By Scott Prater
When Capt. Stan Maczek was a young child he responded to frightening sights and sounds in the dark like most of us: He pulled the covers up over his head and hoped the event would pass quickly.
Nowadays, Maczek, sprints enthusiastically toward those “events.”
He’s not sure what to call himself; ghost hunter, spirit seeker or paranormal investigator, but he’s sure this is the most exciting hobby he’s discovered yet. His fellow PI, Josh Burger, a Schriever contractor, thinks the same way. He also plays golf and the guitar, but paranormal investigating has pretty much captured his attention during the past six months.
It all started last year when Burger mentioned his parents owned a haunted home nearby in Calhan, Colo.
“Our investigations began recently, but I’ve been fascinated by this phenomenon since I was a child,” Maczek, 1st Space Operations Squadron, said. “I grew up in a haunted house in Maryland. My parents used to hear voices in their bedroom. I figured if just one of them heard them we could explain that as some sort of schizophrenia, but not both of them. My father was a U.S. Army research lab scientist and very skeptical. He didn’t believe in paranormal stuff until this happened.”
Another part of the hobby Maczek enjoys is performing research. Prompted by the strangeness that occurred at his house in Maryland, he managed to find some history on the property.
“The house was relatively new, built by an original owner who employed subcontractors,” Maczek said. “As it turns out, he had some financial trouble and didn’t pay the subcontractors. Eventually the house fell into financial disrepair and my parents bought it at auction.”
Maczek told his story to Burger, who responded by relaying his own story of his parents’ home in Calhan and of the strange events that were happening at his current home. The investigators researched both homes and found nothing eventful, but the process piqued their curiosity.
That’s when Burger purchased some equipment, including an infrared motion-sensor camera.
“I kept noticing this shadow in my basement, so I turned the camera on that spot and left it on overnight,” he said. “The next day I found the camera had captured this strange shadowy mass and it’s something I can’t really explain. Since then we started making plans to investigate other places.”
The tools of the craft are a gadget enthusiast’s dream.
The investigators carry an electro-magnetic field detector, what some folks call a ghost detector. Maczek says it just reveals whether an electro-magnetic field is present or not. They also use Burger’s IR camera, which presents a green-tinted image and allows the investigators to shoot in dark rooms.
“People may be familiar with the IR image because that’s what they use on those television ghost hunter shows,” Maczek said.
It’s important to make that distinction because part of Burger’s motivation for investigating is to debunk those types of shows.
Maczek’s motivations stem from his curiosity, his psychology education and his religious leanings.
“I’m attempting to answer life’s big questions, but with my psychology background I don’t just believe something at face value; I’ve got to have evidence,” he said. “I’ve got to see it and record it and I’ve got to be able to show it to somebody and say there is a face or a body or something there. That’s kind of the challenge. Nobody has really found that yet.”

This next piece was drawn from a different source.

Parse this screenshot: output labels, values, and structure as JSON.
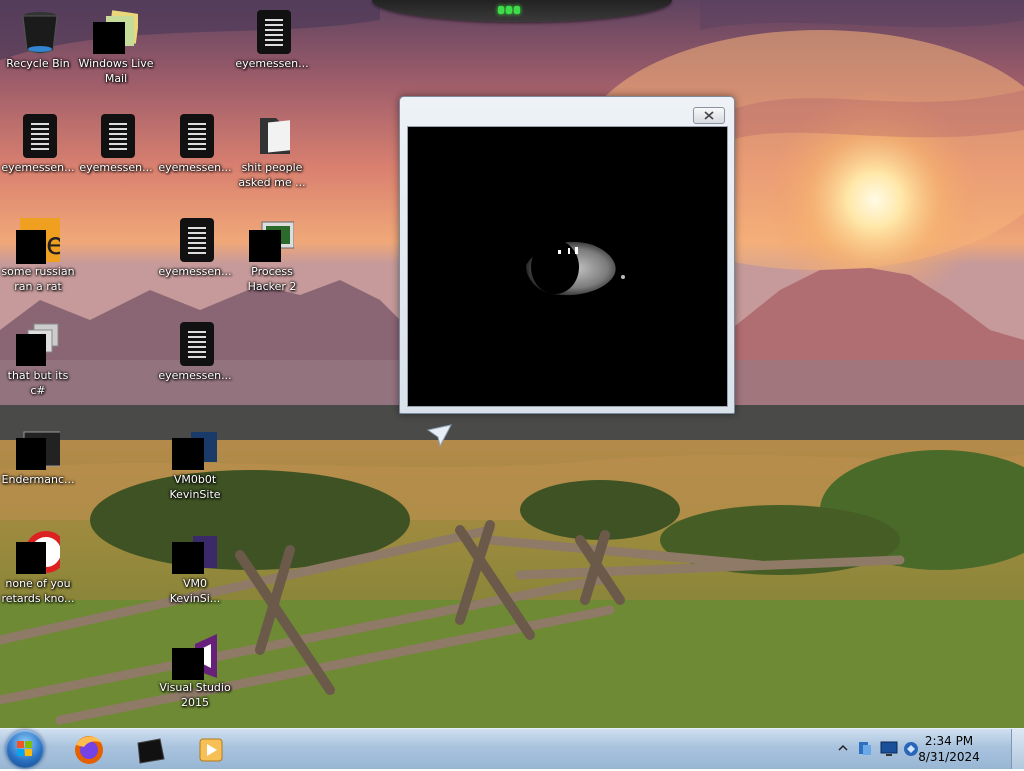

Both admit reaction to their endeavors run the gamut.
“We get mixed reactions in most cases,” Maczek said. “First, I explain I’m not crazy and that I’m as sane as the next person, but that I’m just trying to investigate and see what I can find out. Even though I’m in the Air Force I’m in no way associated with the AF or DoD as far as this investigating goes. It’s just my own fascination.”
Sometimes they are warmly received, other times not and many remain skeptical, but agree to let the PIs go ahead with their investigations.
“We’ve had only a few investigations so far that haven’t revealed much, but we’re planning to visit locations on Fort Carson and the Pioneer’s Museum downtown,” Maczek said. “Word-of-mouth has spun around my neighborhood too so I’ve done some investigations there.”
Burger finds the proposition of investigating buildings where people have reported activity extremely exciting and even plans to bring his teenage son along for future investigations.
In the meantime, Maczek’s squadron commander has thrown well wishes to the pair.
“I encourage our entire 1 SOPS team to find ways to get involved with our local community to make positive impact,” said. Lt. Col. Mike Manor, 1 SOPS commander. “Although some people may be skeptical about this type of research, I’m sure there are many within our community who are equally interested in Maczek’s work.”